■ TASK INSTRUCTIONS:
Search the data for the string "into" and copy each line in which it appears.

"""

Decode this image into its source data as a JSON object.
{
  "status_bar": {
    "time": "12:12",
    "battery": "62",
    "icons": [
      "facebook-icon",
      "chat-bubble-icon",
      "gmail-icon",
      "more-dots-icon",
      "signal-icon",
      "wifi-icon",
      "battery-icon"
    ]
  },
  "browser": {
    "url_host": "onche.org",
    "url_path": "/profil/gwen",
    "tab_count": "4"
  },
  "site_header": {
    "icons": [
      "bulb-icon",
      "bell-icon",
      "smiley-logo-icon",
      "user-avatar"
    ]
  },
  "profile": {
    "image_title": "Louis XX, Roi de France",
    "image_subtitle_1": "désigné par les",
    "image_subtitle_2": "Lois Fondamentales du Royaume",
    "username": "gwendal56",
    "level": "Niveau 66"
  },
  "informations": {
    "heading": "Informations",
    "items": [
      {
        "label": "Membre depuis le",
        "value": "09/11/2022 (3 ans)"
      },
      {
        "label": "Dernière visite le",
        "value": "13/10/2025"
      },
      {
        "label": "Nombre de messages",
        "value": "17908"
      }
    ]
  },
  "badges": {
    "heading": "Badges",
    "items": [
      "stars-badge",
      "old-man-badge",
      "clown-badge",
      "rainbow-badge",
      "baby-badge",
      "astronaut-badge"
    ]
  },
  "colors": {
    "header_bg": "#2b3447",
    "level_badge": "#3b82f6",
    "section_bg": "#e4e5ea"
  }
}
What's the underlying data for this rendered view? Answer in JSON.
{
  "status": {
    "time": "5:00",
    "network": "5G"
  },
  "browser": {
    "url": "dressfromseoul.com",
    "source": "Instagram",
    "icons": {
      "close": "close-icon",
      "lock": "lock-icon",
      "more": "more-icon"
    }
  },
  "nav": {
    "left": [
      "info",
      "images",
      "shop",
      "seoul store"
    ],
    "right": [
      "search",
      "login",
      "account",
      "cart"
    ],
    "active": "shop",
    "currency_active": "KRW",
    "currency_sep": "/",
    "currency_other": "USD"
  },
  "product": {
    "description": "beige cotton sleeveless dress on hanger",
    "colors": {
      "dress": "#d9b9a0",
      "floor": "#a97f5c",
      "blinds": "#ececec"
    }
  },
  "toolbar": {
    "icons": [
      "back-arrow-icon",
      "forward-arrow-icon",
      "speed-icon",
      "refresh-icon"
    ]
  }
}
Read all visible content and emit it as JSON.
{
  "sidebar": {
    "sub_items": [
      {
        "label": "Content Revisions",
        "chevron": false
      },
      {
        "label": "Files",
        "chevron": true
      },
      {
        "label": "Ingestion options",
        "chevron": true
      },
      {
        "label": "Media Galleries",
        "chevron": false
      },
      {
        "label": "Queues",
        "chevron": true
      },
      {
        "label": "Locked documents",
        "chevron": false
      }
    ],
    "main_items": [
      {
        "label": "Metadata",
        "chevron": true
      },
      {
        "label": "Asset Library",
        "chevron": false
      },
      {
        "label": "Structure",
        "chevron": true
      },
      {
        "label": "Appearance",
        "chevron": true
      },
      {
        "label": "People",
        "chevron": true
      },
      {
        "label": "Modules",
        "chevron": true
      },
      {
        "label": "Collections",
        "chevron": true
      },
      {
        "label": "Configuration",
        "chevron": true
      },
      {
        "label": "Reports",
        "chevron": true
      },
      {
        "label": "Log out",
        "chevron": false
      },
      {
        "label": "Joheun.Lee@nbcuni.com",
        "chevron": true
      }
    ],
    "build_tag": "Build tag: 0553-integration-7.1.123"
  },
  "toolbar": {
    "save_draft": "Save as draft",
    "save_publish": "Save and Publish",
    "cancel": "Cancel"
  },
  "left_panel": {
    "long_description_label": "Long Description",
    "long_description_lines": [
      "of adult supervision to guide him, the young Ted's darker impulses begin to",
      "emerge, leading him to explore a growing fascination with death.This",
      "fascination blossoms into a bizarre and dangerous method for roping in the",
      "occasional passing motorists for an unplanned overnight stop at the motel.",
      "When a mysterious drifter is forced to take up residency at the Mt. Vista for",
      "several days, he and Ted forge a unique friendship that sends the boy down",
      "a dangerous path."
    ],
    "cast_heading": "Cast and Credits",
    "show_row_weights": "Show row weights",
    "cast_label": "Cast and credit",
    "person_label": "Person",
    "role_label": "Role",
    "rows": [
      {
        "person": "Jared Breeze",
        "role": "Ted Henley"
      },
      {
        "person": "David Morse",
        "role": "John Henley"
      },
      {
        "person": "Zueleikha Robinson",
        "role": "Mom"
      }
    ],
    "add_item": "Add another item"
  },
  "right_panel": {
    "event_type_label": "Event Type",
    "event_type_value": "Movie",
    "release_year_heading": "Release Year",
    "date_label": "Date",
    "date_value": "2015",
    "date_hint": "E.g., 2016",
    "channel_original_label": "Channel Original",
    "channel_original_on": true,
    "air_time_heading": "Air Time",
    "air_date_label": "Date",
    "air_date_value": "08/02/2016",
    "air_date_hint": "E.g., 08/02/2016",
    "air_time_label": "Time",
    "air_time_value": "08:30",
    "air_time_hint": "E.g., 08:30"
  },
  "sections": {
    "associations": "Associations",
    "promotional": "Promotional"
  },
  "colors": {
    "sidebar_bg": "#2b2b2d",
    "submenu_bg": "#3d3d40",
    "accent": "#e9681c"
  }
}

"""

■ SOLUTION BELOW:
Decode this image into its source data as a JSON object.
      "fascination blossoms into a bizarre and dangerous method for roping in the",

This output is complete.